Extracted material:
▬▬▬▬▬▬▬▬▬▬
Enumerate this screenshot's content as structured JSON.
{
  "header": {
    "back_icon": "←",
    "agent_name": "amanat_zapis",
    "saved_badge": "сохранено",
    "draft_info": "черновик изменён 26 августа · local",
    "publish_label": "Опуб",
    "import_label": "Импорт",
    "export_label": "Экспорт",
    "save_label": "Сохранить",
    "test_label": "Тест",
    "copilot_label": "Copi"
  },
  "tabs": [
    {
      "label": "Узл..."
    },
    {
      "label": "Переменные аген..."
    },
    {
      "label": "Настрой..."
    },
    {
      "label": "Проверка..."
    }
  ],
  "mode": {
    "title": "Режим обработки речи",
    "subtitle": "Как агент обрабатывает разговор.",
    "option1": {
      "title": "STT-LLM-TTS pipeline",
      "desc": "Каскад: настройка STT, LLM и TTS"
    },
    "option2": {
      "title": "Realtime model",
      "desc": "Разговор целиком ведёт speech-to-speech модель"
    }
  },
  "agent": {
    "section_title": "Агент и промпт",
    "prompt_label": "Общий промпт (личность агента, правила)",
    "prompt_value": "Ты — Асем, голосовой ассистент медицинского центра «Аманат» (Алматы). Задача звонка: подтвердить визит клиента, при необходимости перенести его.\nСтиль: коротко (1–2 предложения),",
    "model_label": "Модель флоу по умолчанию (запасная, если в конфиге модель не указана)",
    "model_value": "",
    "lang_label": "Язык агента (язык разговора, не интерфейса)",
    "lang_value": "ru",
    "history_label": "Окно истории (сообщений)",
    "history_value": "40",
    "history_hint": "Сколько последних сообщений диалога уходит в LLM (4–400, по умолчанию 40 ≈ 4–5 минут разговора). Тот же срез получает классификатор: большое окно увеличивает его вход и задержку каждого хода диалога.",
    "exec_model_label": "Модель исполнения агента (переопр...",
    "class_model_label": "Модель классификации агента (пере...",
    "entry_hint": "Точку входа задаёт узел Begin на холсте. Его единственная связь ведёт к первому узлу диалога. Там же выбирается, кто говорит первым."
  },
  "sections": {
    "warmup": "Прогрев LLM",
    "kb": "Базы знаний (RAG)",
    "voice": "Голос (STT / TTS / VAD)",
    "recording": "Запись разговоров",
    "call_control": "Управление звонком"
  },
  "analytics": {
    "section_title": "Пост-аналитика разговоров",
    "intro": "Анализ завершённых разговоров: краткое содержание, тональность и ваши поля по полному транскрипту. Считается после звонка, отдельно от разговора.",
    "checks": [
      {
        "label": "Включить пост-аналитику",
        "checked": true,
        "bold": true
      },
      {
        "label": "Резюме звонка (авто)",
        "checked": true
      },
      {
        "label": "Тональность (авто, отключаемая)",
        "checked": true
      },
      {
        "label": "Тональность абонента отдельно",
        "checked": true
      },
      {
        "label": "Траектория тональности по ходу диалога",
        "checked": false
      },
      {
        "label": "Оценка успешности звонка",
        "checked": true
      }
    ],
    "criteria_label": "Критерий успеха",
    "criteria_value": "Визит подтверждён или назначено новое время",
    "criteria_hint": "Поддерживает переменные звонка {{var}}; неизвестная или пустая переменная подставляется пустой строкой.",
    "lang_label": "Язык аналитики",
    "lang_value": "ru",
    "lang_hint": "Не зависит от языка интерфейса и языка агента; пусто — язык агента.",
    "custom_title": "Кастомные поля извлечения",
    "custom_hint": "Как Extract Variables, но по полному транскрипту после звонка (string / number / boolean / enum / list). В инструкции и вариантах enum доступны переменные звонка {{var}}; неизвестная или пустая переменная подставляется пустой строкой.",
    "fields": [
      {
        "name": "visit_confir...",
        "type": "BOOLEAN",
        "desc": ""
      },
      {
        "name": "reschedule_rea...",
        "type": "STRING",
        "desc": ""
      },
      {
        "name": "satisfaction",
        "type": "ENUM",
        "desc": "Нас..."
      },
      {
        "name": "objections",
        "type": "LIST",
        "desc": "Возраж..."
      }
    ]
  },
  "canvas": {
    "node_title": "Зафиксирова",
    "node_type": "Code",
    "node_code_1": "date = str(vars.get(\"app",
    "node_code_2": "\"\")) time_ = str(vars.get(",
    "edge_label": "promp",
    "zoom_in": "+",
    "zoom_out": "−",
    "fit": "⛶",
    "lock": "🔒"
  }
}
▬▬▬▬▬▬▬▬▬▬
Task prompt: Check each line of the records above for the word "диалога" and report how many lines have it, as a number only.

Answer below: 3